Ever since early modern beginnings people have questioned the content, use and status of public administration as a field of inquiry. Until the present-day, opinions differ widely about what the study is or should include and which conceptual, methodological and theoretical lenses one should use when studying government and administration. Fundamental debates revolve around the question whether it is actually a science or rather a purely practical endeavor and what – if anything – actually separates public administration from other related and often incorporated disciplines such as economics, politics or law. As a result, the study of public administration is diverse in its scope and topics. In this course students get a close look at historical origins and developments of the discipline by looking at key debates between founding scholars. Students will also read original classic texts on key topics in the field, such as bureaucracy, ethics, organization theory or policy. As such, students will retrace and investigate where the study of public administration comes from and how and why it has developed over time and has come to be what it is today. This allows them to define, demarcate and properly understand their chosen field of academic inquiry as well as the specific topics they will investigate and/or work with during their studies and later careers. The course aims to make students better aware of the essence of their discipline and the possibilities it has to offer.
Students will acquire knowledge of the historical origins and development of the study of public administration and gain a critical view of the way in which public administration scholars in past and present view public administration and government;
Students will acquire a familiarity with classic literature in public administration and have a broad understanding of key concepts and topics relevant to the study of public administration;
Students will acquire skills of critical analysis and writing to link their knowledge and insight gained in this course to current cases and problems of governance.
On the Public Administration front page of the E-guide you will find links to the website and timetables, uSis and Blackboard.
Mode of instruction
The course consists of a total of seven lectures and seven work group meetings;
The seven lectures will offer a main overview and discussion of origins and development of the field and its major themes and topics;
Attendance in work groups is mandatory for all students except minor and exchange students.
Exchange and minor students do not attend working groups.

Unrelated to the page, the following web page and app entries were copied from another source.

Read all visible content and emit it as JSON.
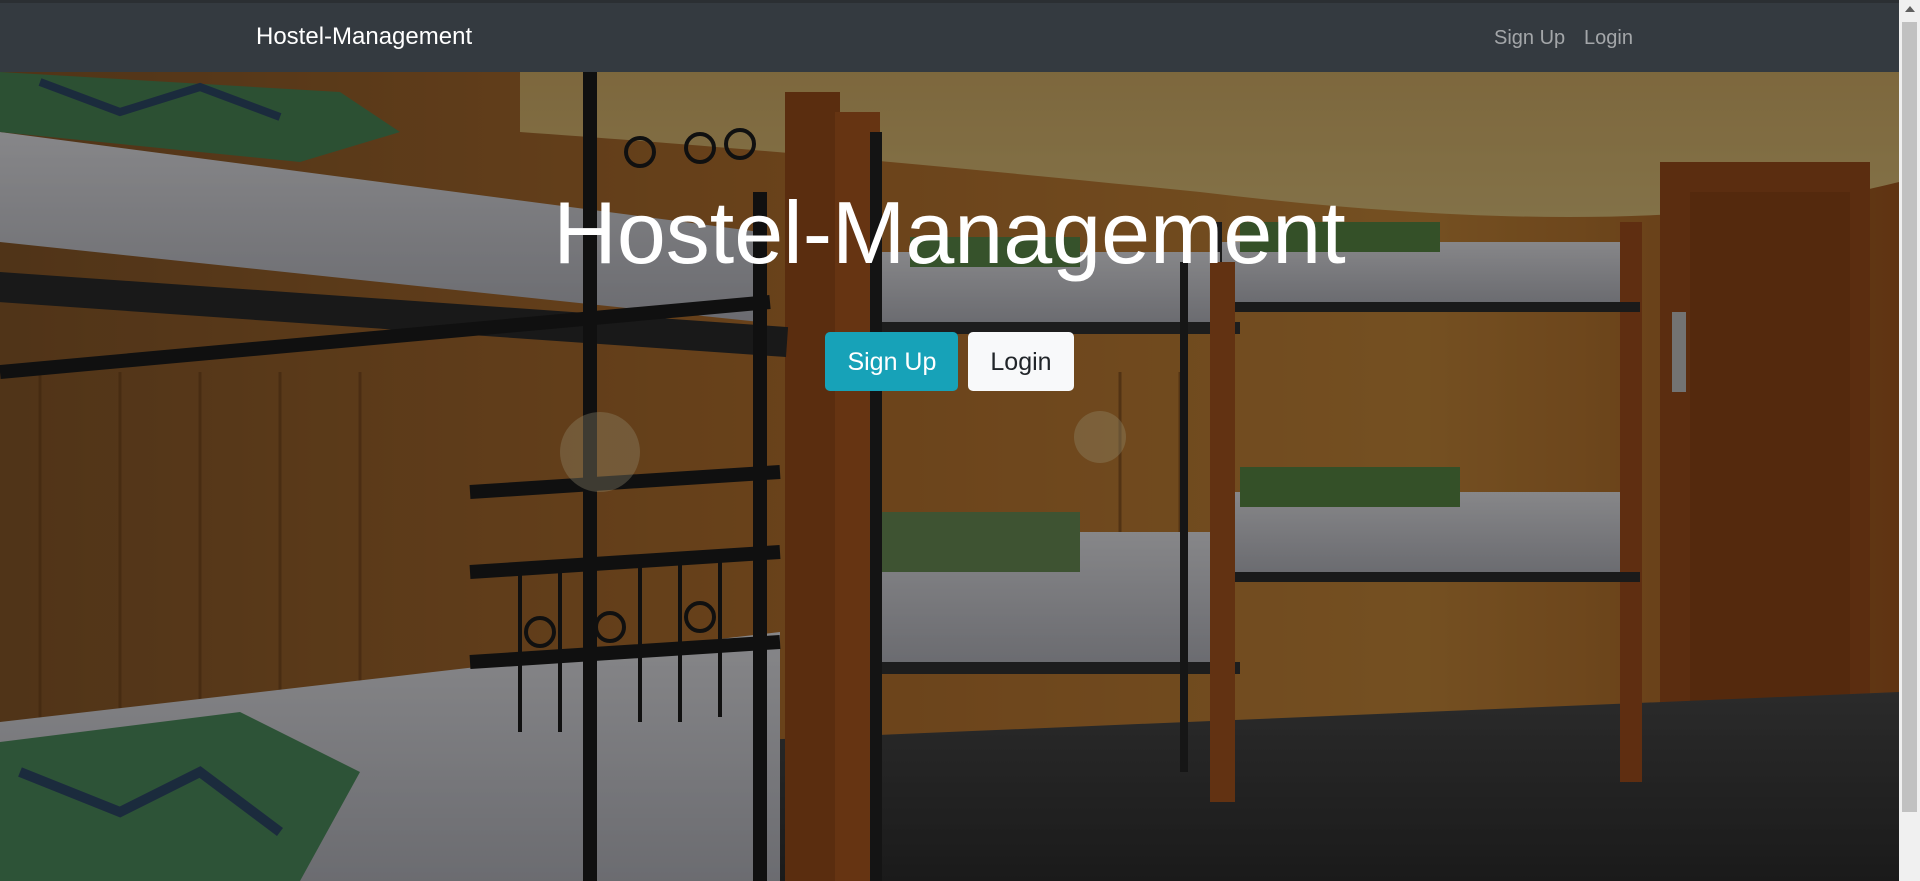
{
  "navbar": {
    "brand": "Hostel-Management",
    "links": {
      "signup": "Sign Up",
      "login": "Login"
    }
  },
  "hero": {
    "title": "Hostel-Management",
    "buttons": {
      "signup": "Sign Up",
      "login": "Login"
    }
  },
  "colors": {
    "navbar_bg": "#343a40",
    "primary_button": "#17a2b8",
    "light_button": "#f8f9fa"
  },
  "icons": {
    "scroll_up": "chevron-up-icon"
  }
}
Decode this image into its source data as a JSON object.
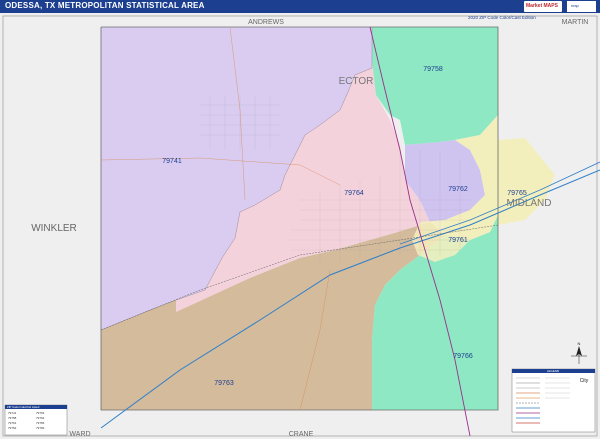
{
  "header": {
    "title": "ODESSA, TX METROPOLITAN STATISTICAL AREA",
    "edition": "2020 ZIP Code Color/Cast Edition",
    "logo_text": "Market MAPS",
    "corner_text": "map"
  },
  "counties": {
    "andrews": "ANDREWS",
    "martin": "MARTIN",
    "ector": "ECTOR",
    "midland": "MIDLAND",
    "winkler": "WINKLER",
    "crane": "CRANE",
    "ward": "WARD"
  },
  "zips": {
    "z79741": "79741",
    "z79758": "79758",
    "z79764": "79764",
    "z79762": "79762",
    "z79765": "79765",
    "z79761": "79761",
    "z79763": "79763",
    "z79766": "79766"
  },
  "legend": {
    "title": "LEGEND",
    "city_label": "City",
    "north_label": "N"
  },
  "zip_list": {
    "title": "ZIP Code Index/Ind Listed",
    "rows": [
      "79741",
      "79758",
      "79761",
      "79762",
      "79763",
      "79764",
      "79765",
      "79766"
    ]
  },
  "colors": {
    "purple": "#d9ccf0",
    "pink": "#f4d2dc",
    "tan": "#d3bb9c",
    "green": "#8fe8c4",
    "yellow": "#f3efbd",
    "lilac": "#cfc3f0",
    "outside": "#efefef",
    "header": "#1d3f8f"
  }
}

For all students except minor and exchange students the total amount of hours to spend on this class is 140 of which 14 hours are lectures, 14 hours are work group meetings and 112 hours are self-study and/or examination hours.
For minor and exchange students the total amount of hours to spend on this class is 140 of which 14 hours are lectures and 126 hours are self-study and/or examination hours.
All students make one final written exam (65%) and one final paper (35%)
Compensation between the two parts is not possible. For each part a grade of 5.5 has to be obtained before a weighted average is made.
You can find more information about assessments and the timetable exams on the website.
Details for submitting papers (deadlines) are posted on Blackboard.
On the Public Administration front page of the E-guide you will find links to the website, uSis and Blackboard.
Students will be permitted to resit an examination if they have taken the first sit and earned a mark between 3 and 5.5 or with permission of the Board of Examiners.
Resit written exam
Students that want to take part in a resit for a written exam, are required to register via uSis. Use the activity number that can be found on the ‘timetable exams’.
Blackboard will be used in this course. The course will be available (at the latest) two weeks before the first lecture.
For this course, students will read separate articles. A full reading list with hyperlinks for free download will be provided on Blackboard before the start of the course.
Use both uSis and Blackboard to register for every course.
Register for every course and workgroup via uSis. Some courses and workgroups have a limited number of participants, so register on time (before the course starts). In uSis you can access your personal schedule and view your results. Registration in uSis is possible from four weeks before the start of the course.
Also register for every course in Blackboard. Important information about the course is posted here.
dr. A.D.N. Kerkhoff
This course provides an opportunity for students to participate in a discussion of ideas. It is important that students independently seek a grasp on these ideas and, therefore, must take the time to read and think about the readings assigned. Ideally, each reading should therefore be read at least twice for students to get as much out of the course as possible. Students are encouraged to ask questions, to be involved and to remain critical!